Is your child the bully? If so, you may be shocked and disappointed. Remain calm and don’t overreact. Do not be on the defensive. It will only worsen the situation. Tell your child how frustrated you are. It may have a significant impact than if you become angry.
Bullying often occurs when a child is unhappy or insecure. Talk to your child and try to find out why they are experiencing these feelings. Ask your child the following questions if he is bullying his peers:
- Can you tell me how you feel about what’s happening at home and school?
- How do you feel about yourself as a person?
- Do you treat your peers well?
- Do you get along with your peers most of the time?
- Who are your friends?
- Is someone bullying you in some way?
- Why are you bullying your peers?
- What can we do together to help you stop bullying others?
Make an appointment with your child’s school counselor or principal to find out why they think your child has resorted to bullying. If you don’t get the answers you are looking for, ask your family physician to refer your child to a psychologist who specialized in aggressive childhood behavior.
If you suspect your child of being a bully, seek professional help. Bullying is a type of violence and aggression that will worsen as the child ages. It can lead to more antisocial, aggressive and violent behavior. Statistics state that one in four school bullies have a criminal record that haunts them throughout their lives. Teen bullies lose friends and are rejected by their peers, which causes the bully’s behavior to worsen. Bullies also tend to fail in adult relationships, both intimate and platonic.
Help Your Child Change
Problems with the family unit cause not all bullying. However, if your child is a bully, it’s time to take a long, hard look at the personal interaction that your child sees at home. Does a sibling tease him unmercifully? Is he called names and ridiculed by you, your spouse or a sibling? It seems like innocent fun may be hurting your child by you and the rest of the family modeling bullying behaviors.

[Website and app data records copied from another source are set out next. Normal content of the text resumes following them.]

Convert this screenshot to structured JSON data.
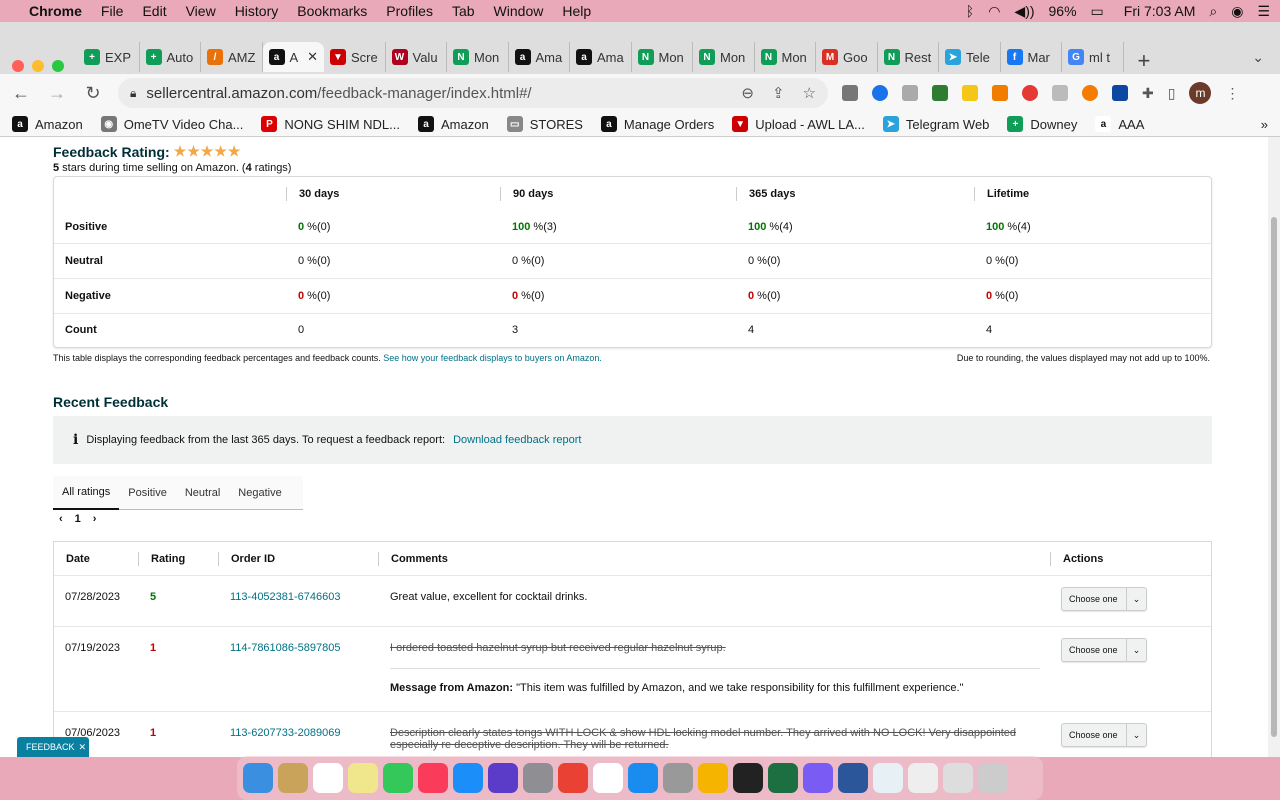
{
  "menubar": {
    "app": "Chrome",
    "items": [
      "File",
      "Edit",
      "View",
      "History",
      "Bookmarks",
      "Profiles",
      "Tab",
      "Window",
      "Help"
    ],
    "battery": "96%",
    "clock": "Fri 7:03 AM"
  },
  "tabs": [
    {
      "label": "EXP",
      "color": "#0f9d58",
      "glyph": "+"
    },
    {
      "label": "Auto",
      "color": "#0f9d58",
      "glyph": "+"
    },
    {
      "label": "AMZ",
      "color": "#e8710a",
      "glyph": "/"
    },
    {
      "label": "A",
      "color": "#111",
      "glyph": "a",
      "active": true
    },
    {
      "label": "Scre",
      "color": "#c00",
      "glyph": "▼"
    },
    {
      "label": "Valu",
      "color": "#b00020",
      "glyph": "W"
    },
    {
      "label": "Mon",
      "color": "#0f9d58",
      "glyph": "N"
    },
    {
      "label": "Ama",
      "color": "#111",
      "glyph": "a"
    },
    {
      "label": "Ama",
      "color": "#111",
      "glyph": "a"
    },
    {
      "label": "Mon",
      "color": "#0f9d58",
      "glyph": "N"
    },
    {
      "label": "Mon",
      "color": "#0f9d58",
      "glyph": "N"
    },
    {
      "label": "Mon",
      "color": "#0f9d58",
      "glyph": "N"
    },
    {
      "label": "Goo",
      "color": "#d93025",
      "glyph": "M"
    },
    {
      "label": "Rest",
      "color": "#0f9d58",
      "glyph": "N"
    },
    {
      "label": "Tele",
      "color": "#2aa3dc",
      "glyph": "➤"
    },
    {
      "label": "Mar",
      "color": "#1877f2",
      "glyph": "f"
    },
    {
      "label": "ml t",
      "color": "#4285f4",
      "glyph": "G"
    }
  ],
  "url": {
    "host": "sellercentral.amazon.com",
    "path": "/feedback-manager/index.html#/"
  },
  "bookmarks": [
    {
      "label": "Amazon",
      "color": "#111",
      "glyph": "a"
    },
    {
      "label": "OmeTV Video Cha...",
      "color": "#777",
      "glyph": "◉"
    },
    {
      "label": "NONG SHIM NDL...",
      "color": "#d00",
      "glyph": "P"
    },
    {
      "label": "Amazon",
      "color": "#111",
      "glyph": "a"
    },
    {
      "label": "STORES",
      "color": "#888",
      "glyph": "▭"
    },
    {
      "label": "Manage Orders",
      "color": "#111",
      "glyph": "a"
    },
    {
      "label": "Upload - AWL LA...",
      "color": "#c00",
      "glyph": "▼"
    },
    {
      "label": "Telegram Web",
      "color": "#2aa3dc",
      "glyph": "➤"
    },
    {
      "label": "Downey",
      "color": "#0f9d58",
      "glyph": "+"
    },
    {
      "label": "AAA",
      "color": "#fff",
      "glyph": "a"
    }
  ],
  "feedback": {
    "title": "Feedback Rating:",
    "stars": "★★★★★",
    "sub_stars": "5",
    "sub_text_1": " stars during time selling on Amazon. (",
    "sub_count": "4",
    "sub_text_2": " ratings)",
    "columns": [
      "30 days",
      "90 days",
      "365 days",
      "Lifetime"
    ],
    "rows": [
      {
        "label": "Positive",
        "cls": "g",
        "cells": [
          [
            "0",
            " %(0)"
          ],
          [
            "100",
            " %(3)"
          ],
          [
            "100",
            " %(4)"
          ],
          [
            "100",
            " %(4)"
          ]
        ]
      },
      {
        "label": "Neutral",
        "cls": "",
        "cells": [
          [
            "0",
            " %(0)"
          ],
          [
            "0",
            " %(0)"
          ],
          [
            "0",
            " %(0)"
          ],
          [
            "0",
            " %(0)"
          ]
        ]
      },
      {
        "label": "Negative",
        "cls": "rd",
        "cells": [
          [
            "0",
            " %(0)"
          ],
          [
            "0",
            " %(0)"
          ],
          [
            "0",
            " %(0)"
          ],
          [
            "0",
            " %(0)"
          ]
        ]
      },
      {
        "label": "Count",
        "cls": "plain",
        "cells": [
          [
            "0",
            ""
          ],
          [
            "3",
            ""
          ],
          [
            "4",
            ""
          ],
          [
            "4",
            ""
          ]
        ]
      }
    ],
    "note_left": "This table displays the corresponding feedback percentages and feedback counts. ",
    "note_link": "See how your feedback displays to buyers on Amazon.",
    "note_right": "Due to rounding, the values displayed may not add up to 100%."
  },
  "recent": {
    "title": "Recent Feedback",
    "info_text": "Displaying feedback from the last 365 days. To request a feedback report:",
    "info_link": "Download feedback report",
    "tabs": [
      "All ratings",
      "Positive",
      "Neutral",
      "Negative"
    ],
    "page": "1",
    "headers": [
      "Date",
      "Rating",
      "Order ID",
      "Comments",
      "Actions"
    ],
    "action_label": "Choose one",
    "rows": [
      {
        "date": "07/28/2023",
        "rating": "5",
        "rcls": "g",
        "order": "113-4052381-6746603",
        "comment": "Great value, excellent for cocktail drinks.",
        "strike": false,
        "msg_label": "",
        "msg": ""
      },
      {
        "date": "07/19/2023",
        "rating": "1",
        "rcls": "rd",
        "order": "114-7861086-5897805",
        "comment": "I ordered toasted hazelnut syrup but received regular hazelnut syrup.",
        "strike": true,
        "msg_label": "Message from Amazon:",
        "msg": " \"This item was fulfilled by Amazon, and we take responsibility for this fulfillment experience.\""
      },
      {
        "date": "07/06/2023",
        "rating": "1",
        "rcls": "rd",
        "order": "113-6207733-2089069",
        "comment": "Description clearly states tongs WITH LOCK & show HDL locking model number. They arrived with NO LOCK! Very disappointed especially re deceptive description. They will be returned.",
        "strike": true,
        "msg_label": "",
        "msg": ""
      }
    ]
  },
  "feedback_tab": "FEEDBACK",
  "dock": [
    {
      "name": "finder",
      "color": "#3b8fe0"
    },
    {
      "name": "notes-app",
      "color": "#c9a35a"
    },
    {
      "name": "calendar",
      "color": "#fff"
    },
    {
      "name": "stickies",
      "color": "#f0e68c"
    },
    {
      "name": "facetime",
      "color": "#34c759"
    },
    {
      "name": "music",
      "color": "#fa3c5a"
    },
    {
      "name": "app-store",
      "color": "#1c8ef9"
    },
    {
      "name": "siri",
      "color": "#5a3cc8"
    },
    {
      "name": "settings",
      "color": "#8e8e93"
    },
    {
      "name": "chrome",
      "color": "#e94235"
    },
    {
      "name": "reminders",
      "color": "#fff"
    },
    {
      "name": "safari",
      "color": "#1a8cf0"
    },
    {
      "name": "launchpad",
      "color": "#999"
    },
    {
      "name": "photos",
      "color": "#f4b400"
    },
    {
      "name": "terminal",
      "color": "#222"
    },
    {
      "name": "excel",
      "color": "#1d6f42"
    },
    {
      "name": "messenger",
      "color": "#7a5cf5"
    },
    {
      "name": "word",
      "color": "#2b579a"
    },
    {
      "name": "activity-monitor",
      "color": "#e6f0f5"
    },
    {
      "name": "documents",
      "color": "#eee"
    },
    {
      "name": "downloads",
      "color": "#ddd"
    },
    {
      "name": "trash",
      "color": "#ccc"
    }
  ]
}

Teasing, whether in earnest or fun can damage your child’s self-esteem and make him emotionally insecure. Your child may blame siblings or peers for his shortcomings. He must be made aware that he, and he alone, is responsible for his actions.
Always focus on your child’s behavior, never on his person. For instance, if he neglects a chore say, “I counted on your to do that. I’m extremely disappointed because you forgot.” Never say, “You are lazy. You can’t do anything right, can you?” Always criticize the behavior, not the child.
A child’s home should be a haven where he feels safe and secure and gets love, support, and respect. He should never be made to feel uncomfortable, unloved, unwanted or harshly criticized.
Encourage Your Child
Create a positive home atmosphere for your child to grow in and use these tips to help him stop bullying:
- Teach your child to treat all people with respect, kindness, and dignity.
- Set limits for your child and consistently maintain them.
- Reward appropriate behavior and punish that which is unacceptable.
- Talk to your child’s educators for advice on how to help your child change his behavior.
- Set realistic goals and see that your child reaches them. If he slips, reassure him and tell him you love him and encourage him to continue trying to change.
Help for Bullies and Their Victims
Whether your child is the bully or the victim, you may need professional help. Talk to your child’s educators, the school counselor, and your family physician. If necessary, get a referral to a mental health occupational.
If your child’s school doesn’t have an antiviolence program in place, talk to other parents, the parent-teacher association and the school board to have one put in place. Be sure to insist that your child’s school adopt a zero tolerance level for bullying, violence, and other antisocial behavior. You and only you can make a difference in your child’s life. By doing so, you may change the lives of other children as well. Take action now!